From the first record below to the last, retype each one exactly.

■ EXERCISE MATERIAL
◇ ◇ ◇

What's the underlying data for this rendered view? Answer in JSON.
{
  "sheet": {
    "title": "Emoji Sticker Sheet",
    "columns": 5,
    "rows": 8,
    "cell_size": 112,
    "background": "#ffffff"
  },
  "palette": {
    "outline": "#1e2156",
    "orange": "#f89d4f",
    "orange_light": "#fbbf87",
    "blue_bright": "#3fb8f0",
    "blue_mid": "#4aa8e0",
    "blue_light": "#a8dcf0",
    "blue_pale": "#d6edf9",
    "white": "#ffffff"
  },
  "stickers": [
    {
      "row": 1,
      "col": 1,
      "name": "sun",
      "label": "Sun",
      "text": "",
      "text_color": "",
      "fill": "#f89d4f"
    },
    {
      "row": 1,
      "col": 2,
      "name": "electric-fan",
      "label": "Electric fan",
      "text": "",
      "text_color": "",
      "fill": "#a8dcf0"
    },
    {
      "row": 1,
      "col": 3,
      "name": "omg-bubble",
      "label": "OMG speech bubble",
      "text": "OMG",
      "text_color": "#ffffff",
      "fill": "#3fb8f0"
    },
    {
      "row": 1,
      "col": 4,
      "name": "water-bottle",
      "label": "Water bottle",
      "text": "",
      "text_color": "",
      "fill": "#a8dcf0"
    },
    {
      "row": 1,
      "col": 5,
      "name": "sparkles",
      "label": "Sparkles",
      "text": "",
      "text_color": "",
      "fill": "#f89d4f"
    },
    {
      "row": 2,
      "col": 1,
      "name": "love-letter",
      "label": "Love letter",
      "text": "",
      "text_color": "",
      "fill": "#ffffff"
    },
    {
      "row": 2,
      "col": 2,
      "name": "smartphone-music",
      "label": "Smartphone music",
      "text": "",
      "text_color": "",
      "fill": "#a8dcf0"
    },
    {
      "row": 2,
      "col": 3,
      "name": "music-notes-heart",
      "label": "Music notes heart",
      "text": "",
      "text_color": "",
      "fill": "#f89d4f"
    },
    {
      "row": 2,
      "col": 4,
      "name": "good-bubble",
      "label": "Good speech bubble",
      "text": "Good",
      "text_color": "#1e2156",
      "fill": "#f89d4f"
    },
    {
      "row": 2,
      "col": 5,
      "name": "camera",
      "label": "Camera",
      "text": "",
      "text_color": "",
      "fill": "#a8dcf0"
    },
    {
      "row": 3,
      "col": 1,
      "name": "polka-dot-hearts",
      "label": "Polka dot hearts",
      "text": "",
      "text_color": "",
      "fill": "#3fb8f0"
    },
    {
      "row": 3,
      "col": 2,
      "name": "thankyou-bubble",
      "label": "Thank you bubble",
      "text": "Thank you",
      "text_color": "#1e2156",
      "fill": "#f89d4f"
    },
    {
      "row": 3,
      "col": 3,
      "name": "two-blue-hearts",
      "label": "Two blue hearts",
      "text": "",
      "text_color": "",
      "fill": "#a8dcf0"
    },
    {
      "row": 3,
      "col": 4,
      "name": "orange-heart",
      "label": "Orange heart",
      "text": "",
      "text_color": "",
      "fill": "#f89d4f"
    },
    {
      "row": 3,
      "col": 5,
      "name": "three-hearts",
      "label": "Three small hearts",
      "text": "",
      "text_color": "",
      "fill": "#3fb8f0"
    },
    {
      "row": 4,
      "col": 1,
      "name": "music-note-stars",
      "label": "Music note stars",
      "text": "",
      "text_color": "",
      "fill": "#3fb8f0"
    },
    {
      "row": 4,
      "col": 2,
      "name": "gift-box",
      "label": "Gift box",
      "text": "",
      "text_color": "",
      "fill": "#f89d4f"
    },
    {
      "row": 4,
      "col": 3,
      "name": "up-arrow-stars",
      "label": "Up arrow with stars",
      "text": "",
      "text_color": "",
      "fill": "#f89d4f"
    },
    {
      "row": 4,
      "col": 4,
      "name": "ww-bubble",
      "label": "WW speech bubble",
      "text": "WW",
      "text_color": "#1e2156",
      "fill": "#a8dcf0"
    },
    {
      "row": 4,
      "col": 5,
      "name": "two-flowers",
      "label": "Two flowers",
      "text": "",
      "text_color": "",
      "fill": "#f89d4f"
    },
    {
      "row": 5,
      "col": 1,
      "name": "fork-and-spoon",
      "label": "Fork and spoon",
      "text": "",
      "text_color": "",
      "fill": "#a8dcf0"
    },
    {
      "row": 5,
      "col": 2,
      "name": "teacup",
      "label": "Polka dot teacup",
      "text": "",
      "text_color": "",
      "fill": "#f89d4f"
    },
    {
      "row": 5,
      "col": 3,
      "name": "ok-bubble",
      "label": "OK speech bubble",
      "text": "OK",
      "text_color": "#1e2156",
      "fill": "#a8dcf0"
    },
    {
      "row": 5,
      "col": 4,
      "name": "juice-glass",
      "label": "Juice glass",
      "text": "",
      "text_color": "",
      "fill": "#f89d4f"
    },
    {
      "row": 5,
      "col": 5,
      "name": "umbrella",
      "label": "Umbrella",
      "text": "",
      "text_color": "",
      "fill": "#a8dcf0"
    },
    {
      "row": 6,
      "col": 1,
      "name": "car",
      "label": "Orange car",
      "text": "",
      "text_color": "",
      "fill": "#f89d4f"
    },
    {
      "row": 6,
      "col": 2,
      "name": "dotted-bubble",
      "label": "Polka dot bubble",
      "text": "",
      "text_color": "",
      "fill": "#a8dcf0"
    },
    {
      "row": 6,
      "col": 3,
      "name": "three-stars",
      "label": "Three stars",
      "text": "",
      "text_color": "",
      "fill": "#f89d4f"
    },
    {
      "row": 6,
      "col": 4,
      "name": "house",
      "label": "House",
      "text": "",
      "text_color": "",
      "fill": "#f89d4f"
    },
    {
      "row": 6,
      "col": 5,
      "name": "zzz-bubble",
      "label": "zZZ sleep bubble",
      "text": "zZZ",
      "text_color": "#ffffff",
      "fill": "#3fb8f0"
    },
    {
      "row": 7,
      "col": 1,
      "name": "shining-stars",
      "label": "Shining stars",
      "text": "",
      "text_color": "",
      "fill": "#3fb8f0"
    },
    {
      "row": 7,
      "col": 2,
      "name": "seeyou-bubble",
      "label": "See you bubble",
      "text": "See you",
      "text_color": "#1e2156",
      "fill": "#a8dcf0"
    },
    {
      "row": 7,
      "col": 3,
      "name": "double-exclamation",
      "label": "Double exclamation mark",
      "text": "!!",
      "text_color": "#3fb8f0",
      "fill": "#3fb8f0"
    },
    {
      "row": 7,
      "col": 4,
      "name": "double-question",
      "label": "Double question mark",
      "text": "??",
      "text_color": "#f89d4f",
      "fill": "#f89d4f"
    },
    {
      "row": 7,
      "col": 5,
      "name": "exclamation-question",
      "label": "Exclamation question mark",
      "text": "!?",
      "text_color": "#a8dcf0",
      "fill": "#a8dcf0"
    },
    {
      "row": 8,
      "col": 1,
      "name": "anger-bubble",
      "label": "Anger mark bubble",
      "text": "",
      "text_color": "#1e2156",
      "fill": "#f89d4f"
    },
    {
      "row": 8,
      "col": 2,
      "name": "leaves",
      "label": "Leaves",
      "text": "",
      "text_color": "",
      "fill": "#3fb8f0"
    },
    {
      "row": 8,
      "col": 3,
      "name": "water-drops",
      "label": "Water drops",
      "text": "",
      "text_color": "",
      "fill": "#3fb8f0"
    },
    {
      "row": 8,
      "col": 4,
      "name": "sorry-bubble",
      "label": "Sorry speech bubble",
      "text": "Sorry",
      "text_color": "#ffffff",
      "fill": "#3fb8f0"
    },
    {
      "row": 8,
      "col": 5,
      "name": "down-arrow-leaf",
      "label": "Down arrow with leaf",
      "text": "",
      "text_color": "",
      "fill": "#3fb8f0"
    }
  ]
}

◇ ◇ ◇

■ EXERCISE RESPONSE
What's the underlying data for this rendered view? Answer in JSON.
{
  "sheet": {
    "title": "Emoji Sticker Sheet",
    "columns": 5,
    "rows": 8,
    "cell_size": 112,
    "background": "#ffffff"
  },
  "palette": {
    "outline": "#1e2156",
    "orange": "#f89d4f",
    "orange_light": "#fbbf87",
    "blue_bright": "#3fb8f0",
    "blue_mid": "#4aa8e0",
    "blue_light": "#a8dcf0",
    "blue_pale": "#d6edf9",
    "white": "#ffffff"
  },
  "stickers": [
    {
      "row": 1,
      "col": 1,
      "name": "sun",
      "label": "Sun",
      "text": "",
      "text_color": "",
      "fill": "#f89d4f"
    },
    {
      "row": 1,
      "col": 2,
      "name": "electric-fan",
      "label": "Electric fan",
      "text": "",
      "text_color": "",
      "fill": "#a8dcf0"
    },
    {
      "row": 1,
      "col": 3,
      "name": "omg-bubble",
      "label": "OMG speech bubble",
      "text": "OMG",
      "text_color": "#ffffff",
      "fill": "#3fb8f0"
    },
    {
      "row": 1,
      "col": 4,
      "name": "water-bottle",
      "label": "Water bottle",
      "text": "",
      "text_color": "",
      "fill": "#a8dcf0"
    },
    {
      "row": 1,
      "col": 5,
      "name": "sparkles",
      "label": "Sparkles",
      "text": "",
      "text_color": "",
      "fill": "#f89d4f"
    },
    {
      "row": 2,
      "col": 1,
      "name": "love-letter",
      "label": "Love letter",
      "text": "",
      "text_color": "",
      "fill": "#ffffff"
    },
    {
      "row": 2,
      "col": 2,
      "name": "smartphone-music",
      "label": "Smartphone music",
      "text": "",
      "text_color": "",
      "fill": "#a8dcf0"
    },
    {
      "row": 2,
      "col": 3,
      "name": "music-notes-heart",
      "label": "Music notes heart",
      "text": "",
      "text_color": "",
      "fill": "#f89d4f"
    },
    {
      "row": 2,
      "col": 4,
      "name": "good-bubble",
      "label": "Good speech bubble",
      "text": "Good",
      "text_color": "#1e2156",
      "fill": "#f89d4f"
    },
    {
      "row": 2,
      "col": 5,
      "name": "camera",
      "label": "Camera",
      "text": "",
      "text_color": "",
      "fill": "#a8dcf0"
    },
    {
      "row": 3,
      "col": 1,
      "name": "polka-dot-hearts",
      "label": "Polka dot hearts",
      "text": "",
      "text_color": "",
      "fill": "#3fb8f0"
    },
    {
      "row": 3,
      "col": 2,
      "name": "thankyou-bubble",
      "label": "Thank you bubble",
      "text": "Thank you",
      "text_color": "#1e2156",
      "fill": "#f89d4f"
    },
    {
      "row": 3,
      "col": 3,
      "name": "two-blue-hearts",
      "label": "Two blue hearts",
      "text": "",
      "text_color": "",
      "fill": "#a8dcf0"
    },
    {
      "row": 3,
      "col": 4,
      "name": "orange-heart",
      "label": "Orange heart",
      "text": "",
      "text_color": "",
      "fill": "#f89d4f"
    },
    {
      "row": 3,
      "col": 5,
      "name": "three-hearts",
      "label": "Three small hearts",
      "text": "",
      "text_color": "",
      "fill": "#3fb8f0"
    },
    {
      "row": 4,
      "col": 1,
      "name": "music-note-stars",
      "label": "Music note stars",
      "text": "",
      "text_color": "",
      "fill": "#3fb8f0"
    },
    {
      "row": 4,
      "col": 2,
      "name": "gift-box",
      "label": "Gift box",
      "text": "",
      "text_color": "",
      "fill": "#f89d4f"
    },
    {
      "row": 4,
      "col": 3,
      "name": "up-arrow-stars",
      "label": "Up arrow with stars",
      "text": "",
      "text_color": "",
      "fill": "#f89d4f"
    },
    {
      "row": 4,
      "col": 4,
      "name": "ww-bubble",
      "label": "WW speech bubble",
      "text": "WW",
      "text_color": "#1e2156",
      "fill": "#a8dcf0"
    },
    {
      "row": 4,
      "col": 5,
      "name": "two-flowers",
      "label": "Two flowers",
      "text": "",
      "text_color": "",
      "fill": "#f89d4f"
    },
    {
      "row": 5,
      "col": 1,
      "name": "fork-and-spoon",
      "label": "Fork and spoon",
      "text": "",
      "text_color": "",
      "fill": "#a8dcf0"
    },
    {
      "row": 5,
      "col": 2,
      "name": "teacup",
      "label": "Polka dot teacup",
      "text": "",
      "text_color": "",
      "fill": "#f89d4f"
    },
    {
      "row": 5,
      "col": 3,
      "name": "ok-bubble",
      "label": "OK speech bubble",
      "text": "OK",
      "text_color": "#1e2156",
      "fill": "#a8dcf0"
    },
    {
      "row": 5,
      "col": 4,
      "name": "juice-glass",
      "label": "Juice glass",
      "text": "",
      "text_color": "",
      "fill": "#f89d4f"
    },
    {
      "row": 5,
      "col": 5,
      "name": "umbrella",
      "label": "Umbrella",
      "text": "",
      "text_color": "",
      "fill": "#a8dcf0"
    },
    {
      "row": 6,
      "col": 1,
      "name": "car",
      "label": "Orange car",
      "text": "",
      "text_color": "",
      "fill": "#f89d4f"
    },
    {
      "row": 6,
      "col": 2,
      "name": "dotted-bubble",
      "label": "Polka dot bubble",
      "text": "",
      "text_color": "",
      "fill": "#a8dcf0"
    },
    {
      "row": 6,
      "col": 3,
      "name": "three-stars",
      "label": "Three stars",
      "text": "",
      "text_color": "",
      "fill": "#f89d4f"
    },
    {
      "row": 6,
      "col": 4,
      "name": "house",
      "label": "House",
      "text": "",
      "text_color": "",
      "fill": "#f89d4f"
    },
    {
      "row": 6,
      "col": 5,
      "name": "zzz-bubble",
      "label": "zZZ sleep bubble",
      "text": "zZZ",
      "text_color": "#ffffff",
      "fill": "#3fb8f0"
    },
    {
      "row": 7,
      "col": 1,
      "name": "shining-stars",
      "label": "Shining stars",
      "text": "",
      "text_color": "",
      "fill": "#3fb8f0"
    },
    {
      "row": 7,
      "col": 2,
      "name": "seeyou-bubble",
      "label": "See you bubble",
      "text": "See you",
      "text_color": "#1e2156",
      "fill": "#a8dcf0"
    },
    {
      "row": 7,
      "col": 3,
      "name": "double-exclamation",
      "label": "Double exclamation mark",
      "text": "!!",
      "text_color": "#3fb8f0",
      "fill": "#3fb8f0"
    },
    {
      "row": 7,
      "col": 4,
      "name": "double-question",
      "label": "Double question mark",
      "text": "??",
      "text_color": "#f89d4f",
      "fill": "#f89d4f"
    },
    {
      "row": 7,
      "col": 5,
      "name": "exclamation-question",
      "label": "Exclamation question mark",
      "text": "!?",
      "text_color": "#a8dcf0",
      "fill": "#a8dcf0"
    },
    {
      "row": 8,
      "col": 1,
      "name": "anger-bubble",
      "label": "Anger mark bubble",
      "text": "",
      "text_color": "#1e2156",
      "fill": "#f89d4f"
    },
    {
      "row": 8,
      "col": 2,
      "name": "leaves",
      "label": "Leaves",
      "text": "",
      "text_color": "",
      "fill": "#3fb8f0"
    },
    {
      "row": 8,
      "col": 3,
      "name": "water-drops",
      "label": "Water drops",
      "text": "",
      "text_color": "",
      "fill": "#3fb8f0"
    },
    {
      "row": 8,
      "col": 4,
      "name": "sorry-bubble",
      "label": "Sorry speech bubble",
      "text": "Sorry",
      "text_color": "#ffffff",
      "fill": "#3fb8f0"
    },
    {
      "row": 8,
      "col": 5,
      "name": "down-arrow-leaf",
      "label": "Down arrow with leaf",
      "text": "",
      "text_color": "",
      "fill": "#3fb8f0"
    }
  ]
}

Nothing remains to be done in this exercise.